Emergency Treatment of Severely Burned Pediatric Patients: Current Therapeutic Strategies

Gerd G. Gauglitz; David N. Herndon; Marc G. Jeschke

Disclosures

Pediatr Health. 2008;2(6):761-775. 

In This Article

Long-term Responses

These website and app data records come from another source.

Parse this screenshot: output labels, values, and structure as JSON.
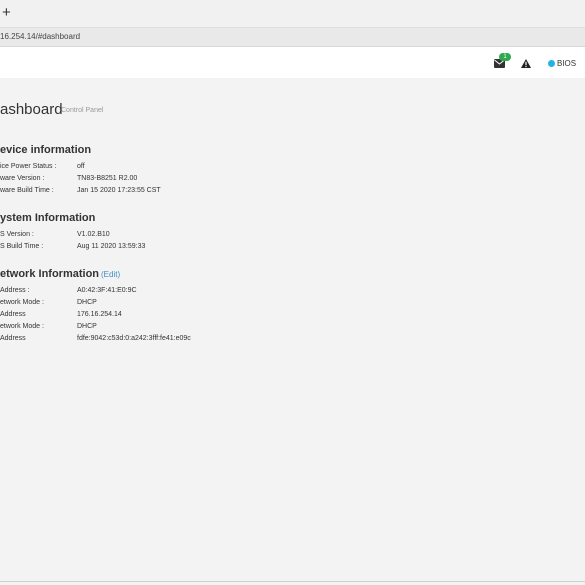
{
  "browser": {
    "new_tab_symbol": "+",
    "url": "16.254.14/#dashboard"
  },
  "header": {
    "notification_count": "1",
    "icons": [
      "envelope-icon",
      "warning-icon"
    ],
    "bios_label": "BIOS",
    "bios_dot_color": "#1fb3e6",
    "badge_color": "#2fa84f"
  },
  "page": {
    "title": "ashboard",
    "subtitle": "Control Panel"
  },
  "device_info": {
    "title": "evice information",
    "rows": [
      {
        "label": "ice Power Status :",
        "value": "off"
      },
      {
        "label": "ware Version :",
        "value": "TN83-B8251 R2.00"
      },
      {
        "label": "ware Build Time :",
        "value": "Jan 15 2020 17:23:55 CST"
      }
    ]
  },
  "system_info": {
    "title": "ystem Information",
    "rows": [
      {
        "label": "S Version :",
        "value": "V1.02.B10"
      },
      {
        "label": "S Build Time :",
        "value": "Aug 11 2020 13:59:33"
      }
    ]
  },
  "network_info": {
    "title": "etwork Information",
    "edit_label": "(Edit)",
    "rows": [
      {
        "label": "Address :",
        "value": "A0:42:3F:41:E0:9C"
      },
      {
        "label": "etwork Mode :",
        "value": "DHCP"
      },
      {
        "label": "Address",
        "value": "176.16.254.14"
      },
      {
        "label": "etwork Mode :",
        "value": "DHCP"
      },
      {
        "label": "Address",
        "value": "fdfe:9042:c53d:0:a242:3fff:fe41:e09c"
      }
    ]
  }
}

Despite adequate and rapid treatment immediately, postburn injury is associated with long-term consequences. Recent studies demonstrate that inflammation, hypermetabolism, catecholamines and cortisol are increased for up to 3 years postburn [Jeschke MG et al., Unpublished Data]. These data indicate the local and systemic effects of a burn are not limited to the 95% healed stage. A burn continues to plague and impair patients over a prolonged time. The Glue grant group investigated in a recent study the persistence of genomic changes after burn and found that the genome of white blood cells is altered for up 12 months postburn, indicating the profound changes with a burn injury.[133,134] We therefore initiated several studies to determine whether the long-term effects can be alleviated.[17,76,93,100,107] We found that administration of anabolic agents, such as oxandrolone, growth hormone or propranolol, can improve long-term outcomes. Furthermore, in an unpublished study we found that exercise can tremendously improve strength and rehabilitation of severely burned patients. In summary, a burn is not limited to the acute phase. It is a process that continues over a long time and requires a patient-specific treatment plan in order to improve patient outcome.

Comments

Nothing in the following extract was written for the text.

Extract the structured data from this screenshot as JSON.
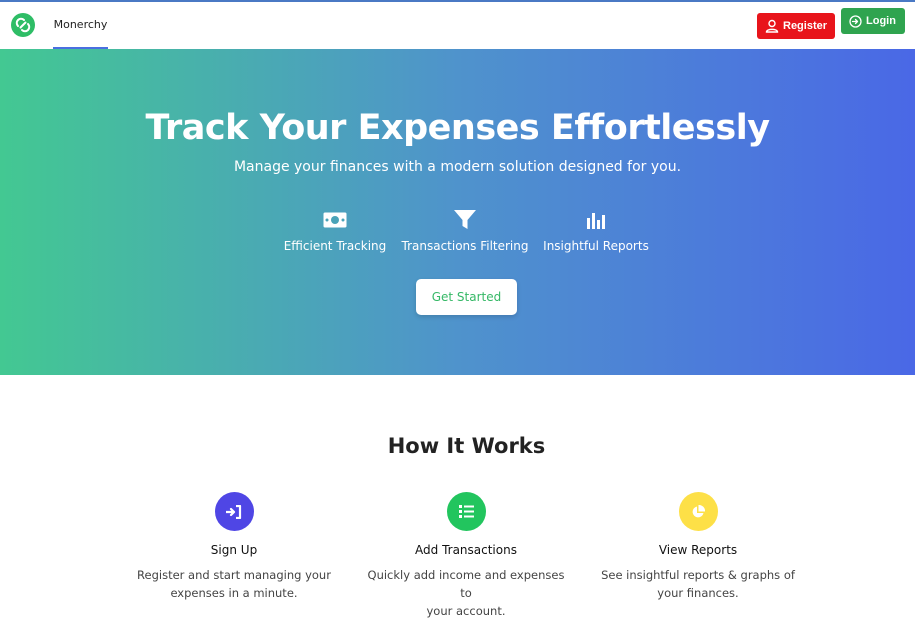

3090D553-9492-4563-8681-AD288FA52ACE
Comments on Medscape are moderated and should be professional in tone and on topic. You must declare any conflicts of interest related to your comments and responses. Please see our Commenting Guide for further information. We reserve the right to remove posts at our sole discretion.
Post as:

processing....